(Editor’s Note: The following is the latest in an ongoing series on the men and women who have spent their summers protecting all those who came to Ocean City for fun and safe vacation.)
OCEAN CITY — Most of the people on the Ocean City Beach Patrol grew up within reach of the beach. Even if it was a three-hour drive, they probably spent summer vacations in Ocean City, watching the guards making rescues and thinking about how that would be them one day.
This was not the case for Holly Gardner. She grew up about as geographically far from any ocean as one could possibly be in the United States. “I am from Kansas and had only been to the ocean once in my life before deciding to tryout,” she said.
She started making her way east in 1993, when she moved to Morgantown, W.Va. to begin her studies in veterinary medicine at WVU. Holly was also athletic and joined the university track team. One day her life would change when “a guy on my track team at WVU was wearing an OCBP shirt so I asked him about it. He told me about the beach patrol then finished with ‘but girls don’t really ever make it.’ Challenge accepted.”
With her sophomore year finishing up, Holly decided to take a road trip. “My college roommate and I drove to OC for the first time ever on tryout day in 1995 with $20 in the bank and no place to live. I passed the test.” Her only problem was she had no place to live. Holly remembers that “by chance, we ran into a friend the night after tryouts at Macky’s, who offered her a couch until we got our own place. That lasted two long weeks.”
Holly found a more permanent room in a chaotic house on 8th Street where she describes having the “best summer ever.” But it would not be her last in Ocean City or on the beach patrol. Each summer, Holly would return from West Virginia and school to guard another year. Even after she graduated, the pull of guarding kept her coming back.

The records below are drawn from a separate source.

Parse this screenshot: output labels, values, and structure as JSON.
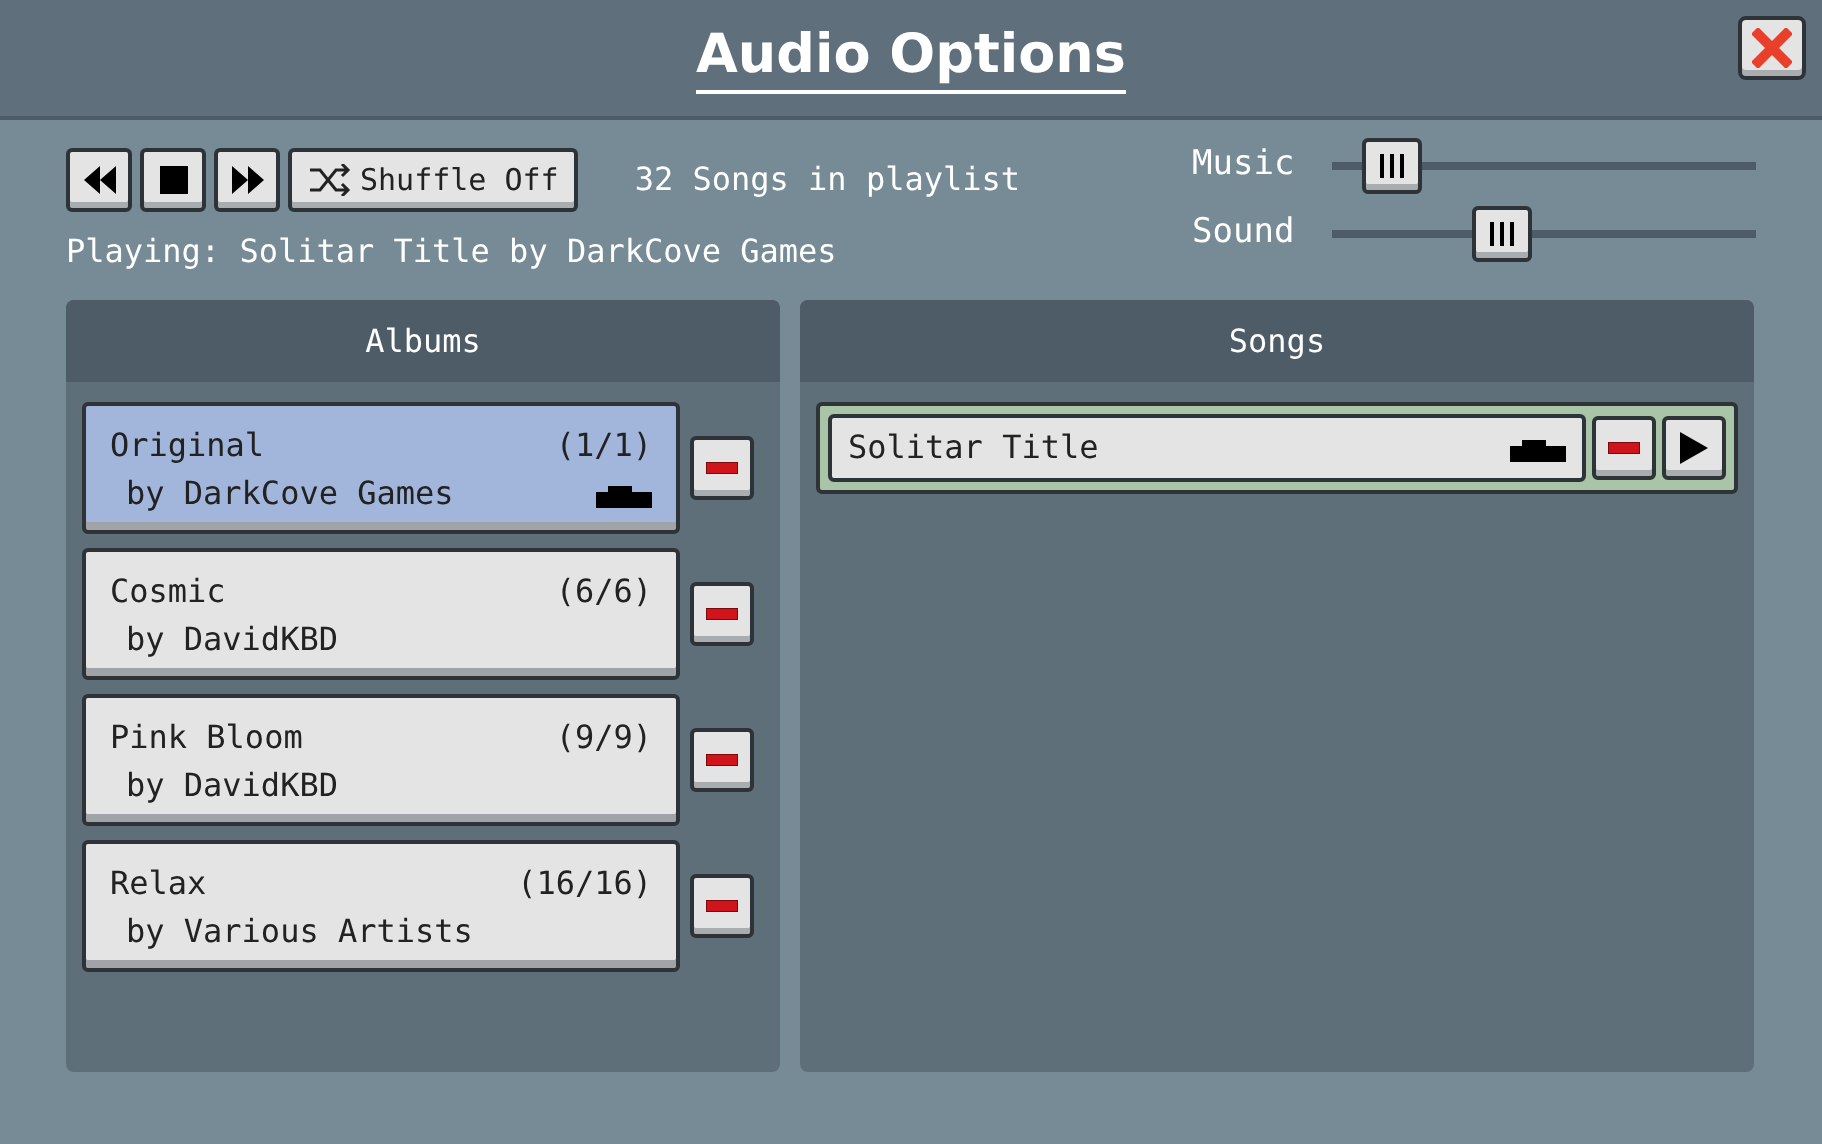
{
  "window": {
    "title": "Audio Options"
  },
  "controls": {
    "shuffle_label": "Shuffle Off",
    "song_count": "32 Songs in playlist",
    "now_playing": "Playing: Solitar Title by DarkCove Games"
  },
  "volumes": [
    {
      "label": "Music",
      "level": 0.14
    },
    {
      "label": "Sound",
      "level": 0.4
    }
  ],
  "albums": {
    "title": "Albums",
    "items": [
      {
        "name": "Original",
        "artist": "by DarkCove Games",
        "count": "(1/1)",
        "selected": true,
        "playing": true
      },
      {
        "name": "Cosmic",
        "artist": "by DavidKBD",
        "count": "(6/6)",
        "selected": false,
        "playing": false
      },
      {
        "name": "Pink Bloom",
        "artist": "by DavidKBD",
        "count": "(9/9)",
        "selected": false,
        "playing": false
      },
      {
        "name": "Relax",
        "artist": "by Various Artists",
        "count": "(16/16)",
        "selected": false,
        "playing": false
      }
    ]
  },
  "songs": {
    "title": "Songs",
    "items": [
      {
        "name": "Solitar Title",
        "playing": true
      }
    ]
  }
}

“My most memorable rescue was in 1998. One morning while guarding at Castle in the Sand, I walked over the dunes and saw two kids way out in the ocean, quickly getting sucked out in a rip,” she recalled. “Lifeguards weren’t even close to being on duty yet. I threw down my gear, grabbed my buoy and headed out for them. Since no lifeguards were on duty yet, there was no back up. I swam past the closest victim and encouraged him to make it in to shore and went further out for his buddy. As I got out to where I had last seen the other boy, he was gone. There was no one anywhere. I knew I needed to start search and rescue, but by myself. After my fourth dive down, I saw an arm break the surface and raced towards it and pulled him to shore. He ended up being ok, just frightened and exhausted. It turns out the mayor and his family were on my beach that day and had witnessed the rescue and came to my beach to thank me and commend me.”
Holly would be promoted to crew chief and then to sergeant, making her only the third female sergeant in the patrol’s history.
“OCBP was life changing for this Kansas girl. I fell in love with the beach and the ocean, and realized I never wanted to be far from it. My time on the beach patrol, the competitions, the rescues, the mental fortitude, the confidence gained, the lifelong friends made, the memories, and all of the experiences have shaped me into who I am today. I met the man I married on the beach patrol and we have been together for 20 years. OC and the OCBP are such a part of our lives still, and a part of our three boys’ lives. Our hope is that at least one of them will carry on the tradition and follow in our footsteps (literally) to become lifeguards for the OCBP.”
Holly now lives in Hampstead with her husband and sons. She has her own personal training business and has been a CrossFit coach for 10 years. She still returns to the beach whenever she can.